Next, Barber said to never overlook a good travel corridor during the rut.

“Yeah, you never want to overlook funnels and bottlenecks that will pinch deer movement down through certain spots where you hunt,” he said.

Along those same lines, don’t overlook an isolated thicket where a mature buck might take a doe about to come into estrous. He wants to keep his lady friend to himself, and in his haste to do so, a wise old buck may fail to notice you waiting in the wings on the perimeter.

Finally, take every chance you get to slip off into the deer woods over the next week, emptying your bag of tricks including grunt calls, antler rattling, decoy usage, and the use of bottled scents like Tink’s 69, Code Blue, or Wildlife Research Center’s Special Golden Estrous.

Because the bottom line is that right now, you just never know what might happen in the local deer woods.

“Yes, you definitely want to pack a lunch and punch the clock,” said Barber. “During the November rut, you want to put as much time as you can in the woods right now because as the old saying goes, you can’t kill one on the couch!”

With all of this in mind, there’s little doubt that over the next seven to 10 days, whitetail hunting will be a lot of fun for hunters here in the Red River Valley.

“Honestly, during the first two weeks of November, there’s never a bad day to be in the woods,” said Barber. “My biggest piece of advice is to know your local deer and when you see it kick off, you know it’s time to be in the stand.

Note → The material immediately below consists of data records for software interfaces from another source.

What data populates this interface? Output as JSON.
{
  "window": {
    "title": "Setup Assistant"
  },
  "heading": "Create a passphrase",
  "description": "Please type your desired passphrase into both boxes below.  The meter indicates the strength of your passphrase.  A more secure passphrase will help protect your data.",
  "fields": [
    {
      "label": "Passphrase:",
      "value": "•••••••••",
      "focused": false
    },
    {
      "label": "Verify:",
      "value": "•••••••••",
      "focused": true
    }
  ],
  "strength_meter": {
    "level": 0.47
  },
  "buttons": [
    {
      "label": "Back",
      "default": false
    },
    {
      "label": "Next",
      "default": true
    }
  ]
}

“This is definitely one of those times to pack a sandwich and to sit all day long because you never really know when a trophy deer is going to make an appearance.”

With nothing but love on his mind, just before you settle your sight pin or crosshairs on his boiler-room, trying to remember what the phone number of your taxidermist is.